  • Understand their strengths and weaknesses as a college learner
  • Clarify,  set,  and achieve realistic goals
  • Maintain on-going self-reflection
  • Manage procrastination and distractions
  • Sustain motivation
  • Develop valuable academic habits
  • Practice effective learning strategies in real classroom settings
  • Learn to manage stress

The X156 student attends two hourly class meetings weekly:

l. A small group meeting where activities provide opportunities for the student to develop an emotional readiness to learn, and to engage in critical thinking exercises to share their perspectives with their peers.

2.  An individual meeting with their “academic fitness trainer” where the focus is helping the student to improve their ability to evaluate their individual academic situation and plan and execute appropriate academic actions that will lead to greater academic success.
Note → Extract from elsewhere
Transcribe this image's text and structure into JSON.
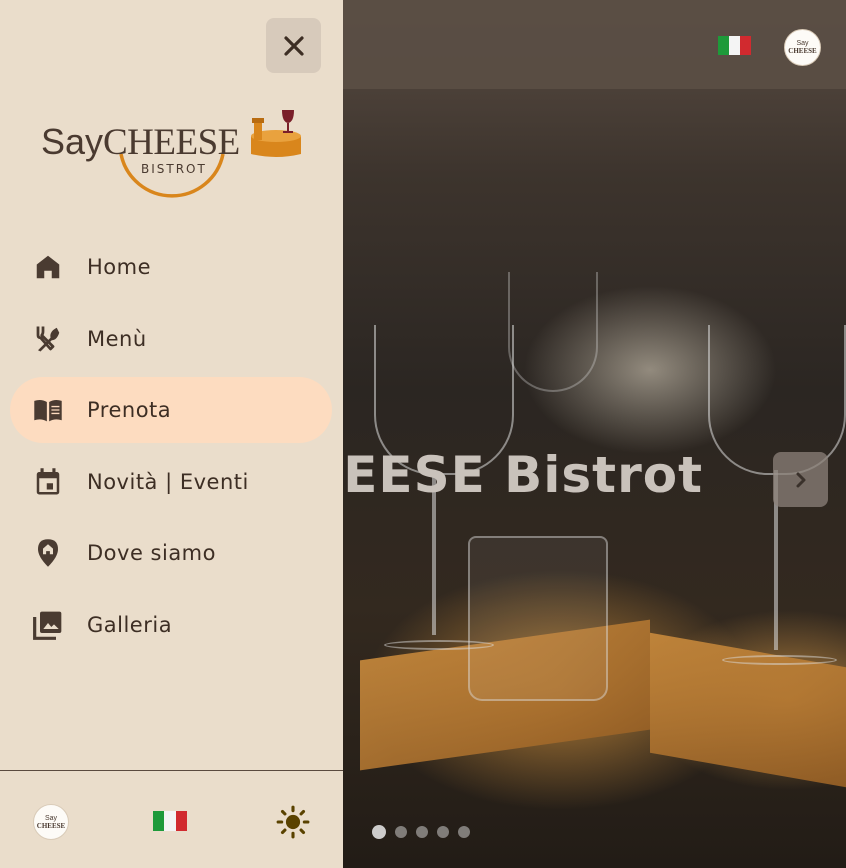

Each “academic fitness trainer” is an IUB honor student who has achieved academic success and has been trained in the skills of prompting and listening so that they can encourage the X156 student to describe, explain, analyze, articulate, and prioritize—metacognitive processes crucial to self-direction and success.  The “academic fitness trainer” gives immediate, precise feedback as the student engages in some academic task applied to their target course (e.g. sets goals; creates a weekly time management schedule; plans a test preparation approach; condenses lecture notes; critically reads a textbook; deals with procrastination).                                  

 

Questions?   Contact Sharon Chertkoff at schertko@indiana.edu /855-7313, or go to http://sac.indiana.edu